§ WORK REQUEST:
Return only those lines of the listing that hold the word "source".
......
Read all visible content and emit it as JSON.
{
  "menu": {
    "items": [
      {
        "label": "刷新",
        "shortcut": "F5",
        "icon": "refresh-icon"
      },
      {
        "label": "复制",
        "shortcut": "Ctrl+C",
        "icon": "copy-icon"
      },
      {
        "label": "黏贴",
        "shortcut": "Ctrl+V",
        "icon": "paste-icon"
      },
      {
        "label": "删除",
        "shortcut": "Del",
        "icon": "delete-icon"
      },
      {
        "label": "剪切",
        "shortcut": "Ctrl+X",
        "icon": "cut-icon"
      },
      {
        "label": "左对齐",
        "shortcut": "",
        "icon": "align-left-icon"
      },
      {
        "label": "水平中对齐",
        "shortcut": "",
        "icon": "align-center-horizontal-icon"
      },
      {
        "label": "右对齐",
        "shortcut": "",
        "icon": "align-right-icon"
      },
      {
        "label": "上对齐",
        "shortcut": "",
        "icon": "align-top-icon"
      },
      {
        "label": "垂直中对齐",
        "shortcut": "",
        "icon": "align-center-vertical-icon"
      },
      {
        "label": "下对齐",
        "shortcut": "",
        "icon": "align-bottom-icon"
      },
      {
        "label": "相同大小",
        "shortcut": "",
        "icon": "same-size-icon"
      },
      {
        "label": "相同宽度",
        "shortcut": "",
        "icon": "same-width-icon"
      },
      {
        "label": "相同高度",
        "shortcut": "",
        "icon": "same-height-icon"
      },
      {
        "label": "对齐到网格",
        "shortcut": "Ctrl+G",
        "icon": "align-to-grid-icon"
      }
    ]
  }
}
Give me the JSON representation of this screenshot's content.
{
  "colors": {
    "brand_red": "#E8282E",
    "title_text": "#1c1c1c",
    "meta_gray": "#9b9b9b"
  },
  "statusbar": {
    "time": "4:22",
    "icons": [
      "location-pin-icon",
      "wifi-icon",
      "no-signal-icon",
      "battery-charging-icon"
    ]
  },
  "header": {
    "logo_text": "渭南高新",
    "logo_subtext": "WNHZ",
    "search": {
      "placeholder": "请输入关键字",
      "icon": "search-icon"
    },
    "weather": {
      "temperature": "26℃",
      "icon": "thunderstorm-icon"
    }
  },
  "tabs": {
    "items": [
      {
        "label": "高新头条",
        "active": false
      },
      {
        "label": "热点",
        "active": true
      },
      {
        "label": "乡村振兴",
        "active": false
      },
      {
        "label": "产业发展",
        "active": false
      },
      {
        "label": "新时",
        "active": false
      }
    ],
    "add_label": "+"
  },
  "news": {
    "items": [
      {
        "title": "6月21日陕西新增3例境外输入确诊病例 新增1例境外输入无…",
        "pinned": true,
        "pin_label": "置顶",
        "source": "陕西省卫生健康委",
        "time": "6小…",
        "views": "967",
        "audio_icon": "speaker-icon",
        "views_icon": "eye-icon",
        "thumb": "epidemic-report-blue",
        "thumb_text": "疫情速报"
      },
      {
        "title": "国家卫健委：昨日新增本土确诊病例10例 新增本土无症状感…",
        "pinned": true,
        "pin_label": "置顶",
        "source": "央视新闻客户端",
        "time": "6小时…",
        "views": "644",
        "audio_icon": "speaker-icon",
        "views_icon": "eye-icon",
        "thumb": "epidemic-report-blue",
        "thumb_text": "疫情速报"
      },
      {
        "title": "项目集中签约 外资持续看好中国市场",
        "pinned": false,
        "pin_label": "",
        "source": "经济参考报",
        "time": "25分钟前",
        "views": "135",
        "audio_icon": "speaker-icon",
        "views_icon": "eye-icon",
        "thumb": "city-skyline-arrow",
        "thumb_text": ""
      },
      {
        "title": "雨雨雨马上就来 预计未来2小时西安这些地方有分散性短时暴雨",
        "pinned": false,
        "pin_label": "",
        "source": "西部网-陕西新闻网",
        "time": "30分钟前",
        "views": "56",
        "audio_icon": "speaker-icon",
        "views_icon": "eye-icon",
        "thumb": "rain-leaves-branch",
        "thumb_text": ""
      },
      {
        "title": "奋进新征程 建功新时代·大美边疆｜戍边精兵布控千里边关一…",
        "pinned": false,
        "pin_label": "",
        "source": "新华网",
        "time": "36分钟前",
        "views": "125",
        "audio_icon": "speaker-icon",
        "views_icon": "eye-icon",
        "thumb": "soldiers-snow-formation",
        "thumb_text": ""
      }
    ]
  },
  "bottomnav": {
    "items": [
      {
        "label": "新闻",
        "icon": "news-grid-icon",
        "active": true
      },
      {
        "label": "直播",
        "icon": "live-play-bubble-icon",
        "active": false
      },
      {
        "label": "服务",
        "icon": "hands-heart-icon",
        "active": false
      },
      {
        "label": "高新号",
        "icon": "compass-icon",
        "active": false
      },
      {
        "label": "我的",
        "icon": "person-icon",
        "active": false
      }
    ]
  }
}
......
§ EXERCISE ANSWER:
        "source": "陕西省卫生健康委",
        "source": "央视新闻客户端",
        "source": "经济参考报",
        "source": "西部网-陕西新闻网",
        "source": "新华网",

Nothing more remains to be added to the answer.